+++ TASK INPUT +++

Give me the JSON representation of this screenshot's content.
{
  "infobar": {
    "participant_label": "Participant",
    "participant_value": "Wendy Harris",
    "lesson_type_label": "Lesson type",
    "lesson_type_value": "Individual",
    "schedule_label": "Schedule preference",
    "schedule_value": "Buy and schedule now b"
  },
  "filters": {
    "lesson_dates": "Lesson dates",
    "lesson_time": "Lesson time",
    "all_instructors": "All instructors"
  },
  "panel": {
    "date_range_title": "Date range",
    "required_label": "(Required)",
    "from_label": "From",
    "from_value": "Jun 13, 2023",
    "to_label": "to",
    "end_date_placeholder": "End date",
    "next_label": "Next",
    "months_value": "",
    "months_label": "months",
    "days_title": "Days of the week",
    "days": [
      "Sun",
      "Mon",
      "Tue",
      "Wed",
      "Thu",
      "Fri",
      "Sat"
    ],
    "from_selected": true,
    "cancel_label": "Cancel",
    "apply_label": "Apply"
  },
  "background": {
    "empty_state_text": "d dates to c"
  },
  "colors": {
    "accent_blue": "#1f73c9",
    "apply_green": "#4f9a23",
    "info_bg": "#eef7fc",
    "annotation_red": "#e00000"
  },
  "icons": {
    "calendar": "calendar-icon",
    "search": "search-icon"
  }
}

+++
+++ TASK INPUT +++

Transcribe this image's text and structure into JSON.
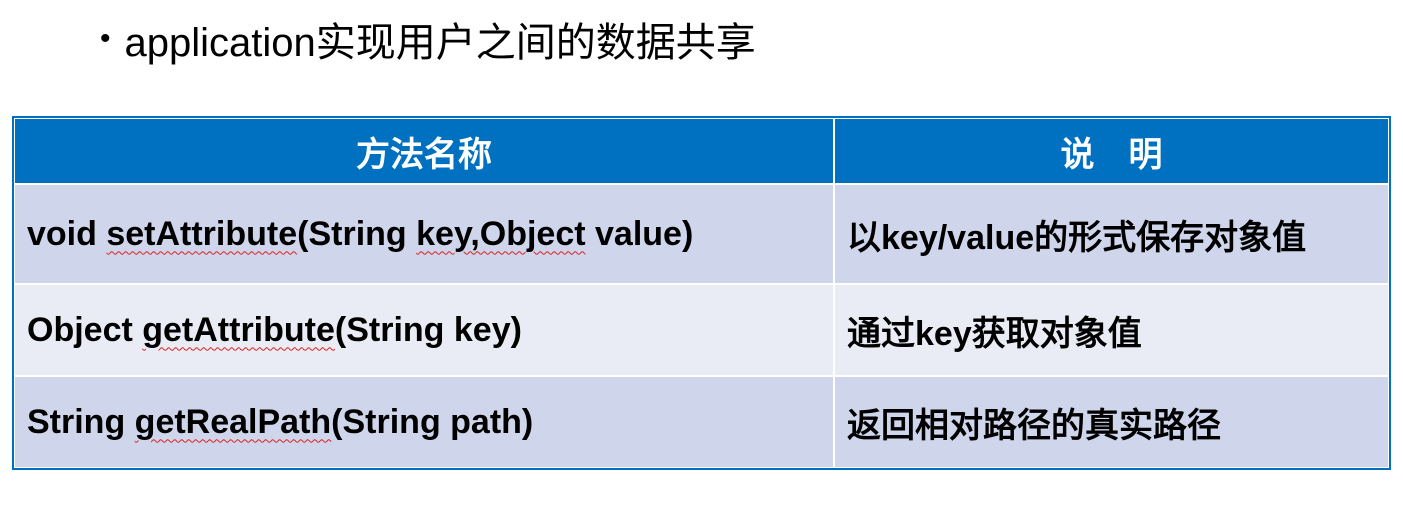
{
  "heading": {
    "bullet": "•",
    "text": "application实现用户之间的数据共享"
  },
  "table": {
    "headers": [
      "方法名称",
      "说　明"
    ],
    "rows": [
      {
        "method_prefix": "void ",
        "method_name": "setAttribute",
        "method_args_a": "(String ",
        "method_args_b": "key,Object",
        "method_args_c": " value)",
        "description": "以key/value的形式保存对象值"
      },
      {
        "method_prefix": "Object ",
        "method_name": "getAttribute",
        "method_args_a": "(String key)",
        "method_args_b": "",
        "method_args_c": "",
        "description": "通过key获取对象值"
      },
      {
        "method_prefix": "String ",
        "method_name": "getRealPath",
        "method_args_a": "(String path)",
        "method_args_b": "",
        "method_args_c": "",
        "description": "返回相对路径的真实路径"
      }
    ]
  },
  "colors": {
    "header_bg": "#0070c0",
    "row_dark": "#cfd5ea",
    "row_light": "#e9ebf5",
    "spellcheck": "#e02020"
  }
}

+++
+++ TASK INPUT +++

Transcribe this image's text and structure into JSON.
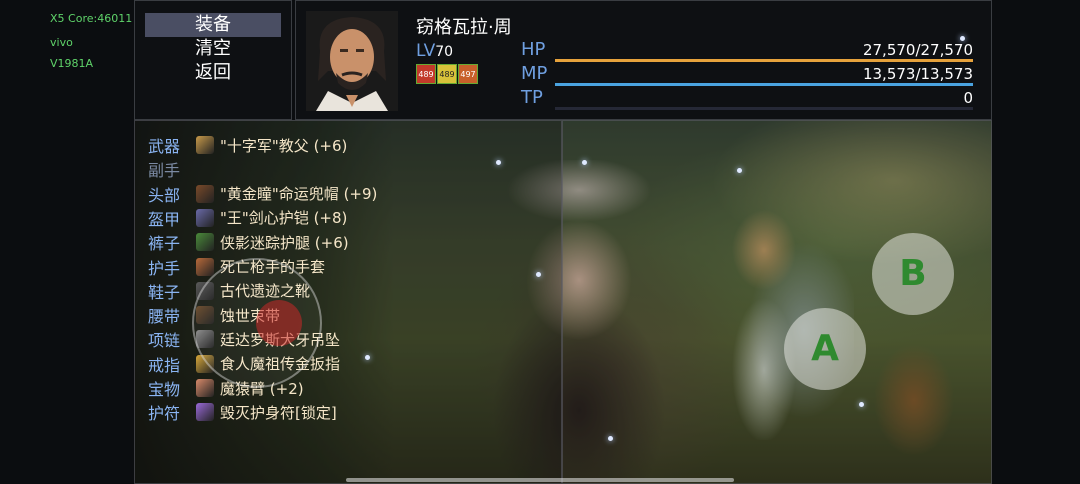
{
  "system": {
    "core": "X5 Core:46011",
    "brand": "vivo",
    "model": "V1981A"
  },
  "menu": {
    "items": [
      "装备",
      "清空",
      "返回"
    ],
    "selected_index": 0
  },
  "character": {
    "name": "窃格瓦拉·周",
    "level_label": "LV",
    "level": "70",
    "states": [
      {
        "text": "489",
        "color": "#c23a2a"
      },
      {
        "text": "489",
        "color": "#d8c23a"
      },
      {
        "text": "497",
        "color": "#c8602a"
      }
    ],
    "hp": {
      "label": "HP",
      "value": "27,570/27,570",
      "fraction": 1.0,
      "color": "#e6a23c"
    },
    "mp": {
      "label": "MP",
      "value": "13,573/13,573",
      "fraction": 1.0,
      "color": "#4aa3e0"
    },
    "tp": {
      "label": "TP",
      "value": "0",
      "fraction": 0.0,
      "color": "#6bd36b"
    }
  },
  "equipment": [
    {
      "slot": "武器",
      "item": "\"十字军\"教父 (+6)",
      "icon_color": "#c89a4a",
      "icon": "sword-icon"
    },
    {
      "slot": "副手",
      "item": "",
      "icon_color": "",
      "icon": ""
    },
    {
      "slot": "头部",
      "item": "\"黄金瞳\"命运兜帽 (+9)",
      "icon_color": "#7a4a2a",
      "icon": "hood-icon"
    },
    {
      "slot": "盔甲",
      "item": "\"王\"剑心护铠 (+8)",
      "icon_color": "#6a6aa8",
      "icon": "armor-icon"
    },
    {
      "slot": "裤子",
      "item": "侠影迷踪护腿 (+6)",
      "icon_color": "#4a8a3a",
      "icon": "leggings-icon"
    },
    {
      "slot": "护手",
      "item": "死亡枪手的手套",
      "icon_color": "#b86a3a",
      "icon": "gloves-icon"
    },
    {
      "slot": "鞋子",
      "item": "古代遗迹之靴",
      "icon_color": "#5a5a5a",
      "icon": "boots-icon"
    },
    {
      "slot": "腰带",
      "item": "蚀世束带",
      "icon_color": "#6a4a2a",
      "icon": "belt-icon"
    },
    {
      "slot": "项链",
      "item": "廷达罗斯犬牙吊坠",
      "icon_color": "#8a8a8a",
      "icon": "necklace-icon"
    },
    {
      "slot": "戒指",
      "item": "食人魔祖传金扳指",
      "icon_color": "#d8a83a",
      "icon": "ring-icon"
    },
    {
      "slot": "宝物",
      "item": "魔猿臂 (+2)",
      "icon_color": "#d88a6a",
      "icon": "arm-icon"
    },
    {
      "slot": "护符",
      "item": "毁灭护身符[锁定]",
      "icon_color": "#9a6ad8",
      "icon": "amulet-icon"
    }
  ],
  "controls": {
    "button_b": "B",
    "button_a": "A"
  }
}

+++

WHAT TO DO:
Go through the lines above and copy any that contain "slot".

WRITTEN ANSWER:
      "slot": "武器",
      "slot": "副手",
      "slot": "头部",
      "slot": "盔甲",
      "slot": "裤子",
      "slot": "护手",
      "slot": "鞋子",
      "slot": "腰带",
      "slot": "项链",
      "slot": "戒指",
      "slot": "宝物",
      "slot": "护符",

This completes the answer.